The third essay of substance is Fintan O’Toole’s ‘A Gallous Story’, which gives due credit to the impact of Gary Hynes on our modern appreciation of Synge and provides a valuable contextual analysis of her work. He presents the political circumstances during the time she was working towards her interpretation of The Playboy and then of the other plays. He appears to subscribe to the editorial idea of the book, that somehow this was new and revelatory: ‘It announced that someone who had seemed defunct was riotously alive’. That is not my own personal recall of Synge from the 1950s up to the time about which O’Toole writes. Synge was always riotously alive. Productions were sometimes flawed. But then Gary Hynes’s Deirdre is flawed. And I am not sure that the rhetorical question posed by O’Toole when he asks, ‘What was the national mood of Ireland in the late 1970s and early 1980s?’ can be satisfactorily answered or answered to general agreement ever. It leads on to the linking of Synge with the IRA, the hunger Strikers, Charles Haughey and the instability of government in that period.

Marina Carr imagines a dialogue between Synge and Chekov.

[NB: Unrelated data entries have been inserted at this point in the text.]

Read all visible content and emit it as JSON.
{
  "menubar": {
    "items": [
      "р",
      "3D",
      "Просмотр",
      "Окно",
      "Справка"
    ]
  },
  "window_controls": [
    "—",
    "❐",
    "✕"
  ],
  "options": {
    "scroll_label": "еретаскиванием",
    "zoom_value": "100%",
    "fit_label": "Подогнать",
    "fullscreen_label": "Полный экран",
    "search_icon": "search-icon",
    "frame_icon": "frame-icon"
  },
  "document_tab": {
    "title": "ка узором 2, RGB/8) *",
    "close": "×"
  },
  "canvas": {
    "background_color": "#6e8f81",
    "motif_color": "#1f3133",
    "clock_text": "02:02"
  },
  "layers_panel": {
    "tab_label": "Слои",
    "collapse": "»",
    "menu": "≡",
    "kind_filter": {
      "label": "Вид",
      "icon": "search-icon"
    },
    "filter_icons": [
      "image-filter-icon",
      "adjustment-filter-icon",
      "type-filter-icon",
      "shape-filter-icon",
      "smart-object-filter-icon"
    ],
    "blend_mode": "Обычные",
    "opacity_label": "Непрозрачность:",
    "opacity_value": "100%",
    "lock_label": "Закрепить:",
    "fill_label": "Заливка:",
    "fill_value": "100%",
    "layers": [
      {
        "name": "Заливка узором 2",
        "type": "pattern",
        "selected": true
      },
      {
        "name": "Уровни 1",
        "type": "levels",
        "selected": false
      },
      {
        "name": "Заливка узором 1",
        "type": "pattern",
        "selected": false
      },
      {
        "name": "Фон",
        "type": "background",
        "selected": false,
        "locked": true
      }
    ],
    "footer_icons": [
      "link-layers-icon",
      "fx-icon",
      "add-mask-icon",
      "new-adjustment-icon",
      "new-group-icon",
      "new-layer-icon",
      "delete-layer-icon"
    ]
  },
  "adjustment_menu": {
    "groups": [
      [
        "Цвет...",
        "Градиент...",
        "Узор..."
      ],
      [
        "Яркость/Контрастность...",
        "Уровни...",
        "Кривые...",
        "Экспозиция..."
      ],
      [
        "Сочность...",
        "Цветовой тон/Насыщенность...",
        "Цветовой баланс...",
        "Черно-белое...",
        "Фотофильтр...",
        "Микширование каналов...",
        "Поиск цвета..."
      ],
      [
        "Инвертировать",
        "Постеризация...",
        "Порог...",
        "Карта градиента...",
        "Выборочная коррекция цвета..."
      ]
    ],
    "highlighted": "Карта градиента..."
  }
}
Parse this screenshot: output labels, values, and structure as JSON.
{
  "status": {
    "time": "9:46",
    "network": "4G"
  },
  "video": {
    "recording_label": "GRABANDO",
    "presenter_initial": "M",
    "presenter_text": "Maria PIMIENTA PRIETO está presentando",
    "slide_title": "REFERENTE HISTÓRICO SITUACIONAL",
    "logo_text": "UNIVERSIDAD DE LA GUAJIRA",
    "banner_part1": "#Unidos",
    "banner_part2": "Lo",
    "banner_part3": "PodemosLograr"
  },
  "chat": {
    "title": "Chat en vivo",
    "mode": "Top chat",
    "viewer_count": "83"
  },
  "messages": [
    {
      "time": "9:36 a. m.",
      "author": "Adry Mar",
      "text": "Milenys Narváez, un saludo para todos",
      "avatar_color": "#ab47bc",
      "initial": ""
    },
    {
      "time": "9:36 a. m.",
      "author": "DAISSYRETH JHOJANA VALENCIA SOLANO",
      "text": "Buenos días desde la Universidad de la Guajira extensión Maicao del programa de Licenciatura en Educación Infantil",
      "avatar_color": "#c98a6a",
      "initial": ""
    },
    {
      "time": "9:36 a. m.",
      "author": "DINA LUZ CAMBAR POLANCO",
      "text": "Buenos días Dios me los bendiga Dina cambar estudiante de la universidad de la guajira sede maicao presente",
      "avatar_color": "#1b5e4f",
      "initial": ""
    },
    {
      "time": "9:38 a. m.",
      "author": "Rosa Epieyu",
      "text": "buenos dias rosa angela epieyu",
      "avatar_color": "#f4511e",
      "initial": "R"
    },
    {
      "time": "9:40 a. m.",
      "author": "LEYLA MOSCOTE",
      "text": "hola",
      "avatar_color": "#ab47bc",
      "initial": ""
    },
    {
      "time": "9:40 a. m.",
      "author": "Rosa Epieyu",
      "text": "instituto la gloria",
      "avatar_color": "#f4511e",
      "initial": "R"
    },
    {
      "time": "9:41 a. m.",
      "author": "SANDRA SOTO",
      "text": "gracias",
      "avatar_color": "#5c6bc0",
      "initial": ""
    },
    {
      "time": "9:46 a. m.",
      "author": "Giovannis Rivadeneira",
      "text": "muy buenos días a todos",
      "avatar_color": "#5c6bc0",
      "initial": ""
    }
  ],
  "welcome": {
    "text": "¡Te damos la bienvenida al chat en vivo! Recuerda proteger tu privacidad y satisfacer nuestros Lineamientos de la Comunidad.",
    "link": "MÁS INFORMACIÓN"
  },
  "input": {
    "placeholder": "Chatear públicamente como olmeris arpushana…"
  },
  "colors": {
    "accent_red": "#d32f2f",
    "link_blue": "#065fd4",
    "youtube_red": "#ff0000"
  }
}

Vincent Woods writes a diary about himself in Paris, thinking of Synge. Roddy Doyle tells us what a doddle teaching Synge is compared with other writers. And there are other pieces by Mary O’Malley, Anne Enright, Joseph O’Connor, Hugo Hamilton and Sebastian Barry. None of the contributors seems to reveal any real love of Synge or any special desire to celebrate him.

Synge was a solemn, thoughtful, brooding man. He dragged comedy out of a wracked heart. He was unhappy and he suffered greatly. Two very substantial artists who truly understood him – Jack Yeats and George Moore – are not mentioned from one end of the book to the other, yet both wrote affectionately and with deep understanding of this man of genius. The names of others who did no such thing are liberally scattered throughout. Moore and Jack Yeats, unlike his brother, set a standard in celebrating Synge’s short life. It has not been followed here.